[Record excerpts Boundary: Start]

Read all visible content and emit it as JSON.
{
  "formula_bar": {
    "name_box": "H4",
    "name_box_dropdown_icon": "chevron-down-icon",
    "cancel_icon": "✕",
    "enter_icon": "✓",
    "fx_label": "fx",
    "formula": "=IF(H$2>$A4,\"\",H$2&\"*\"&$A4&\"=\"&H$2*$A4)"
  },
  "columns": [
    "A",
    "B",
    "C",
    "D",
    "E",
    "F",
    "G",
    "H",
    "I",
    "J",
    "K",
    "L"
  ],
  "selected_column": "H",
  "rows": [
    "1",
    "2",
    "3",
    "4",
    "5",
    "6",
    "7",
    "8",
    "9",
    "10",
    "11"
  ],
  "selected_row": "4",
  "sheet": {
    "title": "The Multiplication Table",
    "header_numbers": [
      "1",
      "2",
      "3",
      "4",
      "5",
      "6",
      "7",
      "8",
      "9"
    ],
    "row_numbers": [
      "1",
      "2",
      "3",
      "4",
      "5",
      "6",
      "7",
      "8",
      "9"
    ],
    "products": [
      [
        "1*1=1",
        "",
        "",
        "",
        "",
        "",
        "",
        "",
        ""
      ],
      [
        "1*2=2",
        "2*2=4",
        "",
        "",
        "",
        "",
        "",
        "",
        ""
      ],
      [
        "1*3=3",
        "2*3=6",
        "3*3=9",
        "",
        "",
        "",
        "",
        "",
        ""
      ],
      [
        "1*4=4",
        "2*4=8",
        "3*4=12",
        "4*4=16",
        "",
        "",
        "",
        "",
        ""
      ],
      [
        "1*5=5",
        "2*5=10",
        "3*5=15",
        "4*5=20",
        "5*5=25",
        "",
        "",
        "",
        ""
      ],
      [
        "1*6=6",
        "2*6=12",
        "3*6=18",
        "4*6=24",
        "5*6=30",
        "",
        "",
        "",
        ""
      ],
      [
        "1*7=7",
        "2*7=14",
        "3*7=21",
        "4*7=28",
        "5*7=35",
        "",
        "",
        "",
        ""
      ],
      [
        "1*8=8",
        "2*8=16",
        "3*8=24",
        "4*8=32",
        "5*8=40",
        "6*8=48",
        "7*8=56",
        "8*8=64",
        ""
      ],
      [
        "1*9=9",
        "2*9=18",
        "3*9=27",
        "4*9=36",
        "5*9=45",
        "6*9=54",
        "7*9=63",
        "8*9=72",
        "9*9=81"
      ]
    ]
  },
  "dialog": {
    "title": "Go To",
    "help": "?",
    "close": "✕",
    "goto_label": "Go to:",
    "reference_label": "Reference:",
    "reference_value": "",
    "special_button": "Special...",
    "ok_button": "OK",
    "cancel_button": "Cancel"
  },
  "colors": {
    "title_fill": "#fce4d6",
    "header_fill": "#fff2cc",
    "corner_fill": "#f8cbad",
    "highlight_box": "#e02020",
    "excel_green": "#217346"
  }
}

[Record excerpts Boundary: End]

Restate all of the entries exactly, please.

- [Answer box]
Read all visible content and emit it as JSON.
{
  "formula_bar": {
    "name_box": "H4",
    "name_box_dropdown_icon": "chevron-down-icon",
    "cancel_icon": "✕",
    "enter_icon": "✓",
    "fx_label": "fx",
    "formula": "=IF(H$2>$A4,\"\",H$2&\"*\"&$A4&\"=\"&H$2*$A4)"
  },
  "columns": [
    "A",
    "B",
    "C",
    "D",
    "E",
    "F",
    "G",
    "H",
    "I",
    "J",
    "K",
    "L"
  ],
  "selected_column": "H",
  "rows": [
    "1",
    "2",
    "3",
    "4",
    "5",
    "6",
    "7",
    "8",
    "9",
    "10",
    "11"
  ],
  "selected_row": "4",
  "sheet": {
    "title": "The Multiplication Table",
    "header_numbers": [
      "1",
      "2",
      "3",
      "4",
      "5",
      "6",
      "7",
      "8",
      "9"
    ],
    "row_numbers": [
      "1",
      "2",
      "3",
      "4",
      "5",
      "6",
      "7",
      "8",
      "9"
    ],
    "products": [
      [
        "1*1=1",
        "",
        "",
        "",
        "",
        "",
        "",
        "",
        ""
      ],
      [
        "1*2=2",
        "2*2=4",
        "",
        "",
        "",
        "",
        "",
        "",
        ""
      ],
      [
        "1*3=3",
        "2*3=6",
        "3*3=9",
        "",
        "",
        "",
        "",
        "",
        ""
      ],
      [
        "1*4=4",
        "2*4=8",
        "3*4=12",
        "4*4=16",
        "",
        "",
        "",
        "",
        ""
      ],
      [
        "1*5=5",
        "2*5=10",
        "3*5=15",
        "4*5=20",
        "5*5=25",
        "",
        "",
        "",
        ""
      ],
      [
        "1*6=6",
        "2*6=12",
        "3*6=18",
        "4*6=24",
        "5*6=30",
        "",
        "",
        "",
        ""
      ],
      [
        "1*7=7",
        "2*7=14",
        "3*7=21",
        "4*7=28",
        "5*7=35",
        "",
        "",
        "",
        ""
      ],
      [
        "1*8=8",
        "2*8=16",
        "3*8=24",
        "4*8=32",
        "5*8=40",
        "6*8=48",
        "7*8=56",
        "8*8=64",
        ""
      ],
      [
        "1*9=9",
        "2*9=18",
        "3*9=27",
        "4*9=36",
        "5*9=45",
        "6*9=54",
        "7*9=63",
        "8*9=72",
        "9*9=81"
      ]
    ]
  },
  "dialog": {
    "title": "Go To",
    "help": "?",
    "close": "✕",
    "goto_label": "Go to:",
    "reference_label": "Reference:",
    "reference_value": "",
    "special_button": "Special...",
    "ok_button": "OK",
    "cancel_button": "Cancel"
  },
  "colors": {
    "title_fill": "#fce4d6",
    "header_fill": "#fff2cc",
    "corner_fill": "#f8cbad",
    "highlight_box": "#e02020",
    "excel_green": "#217346"
  }
}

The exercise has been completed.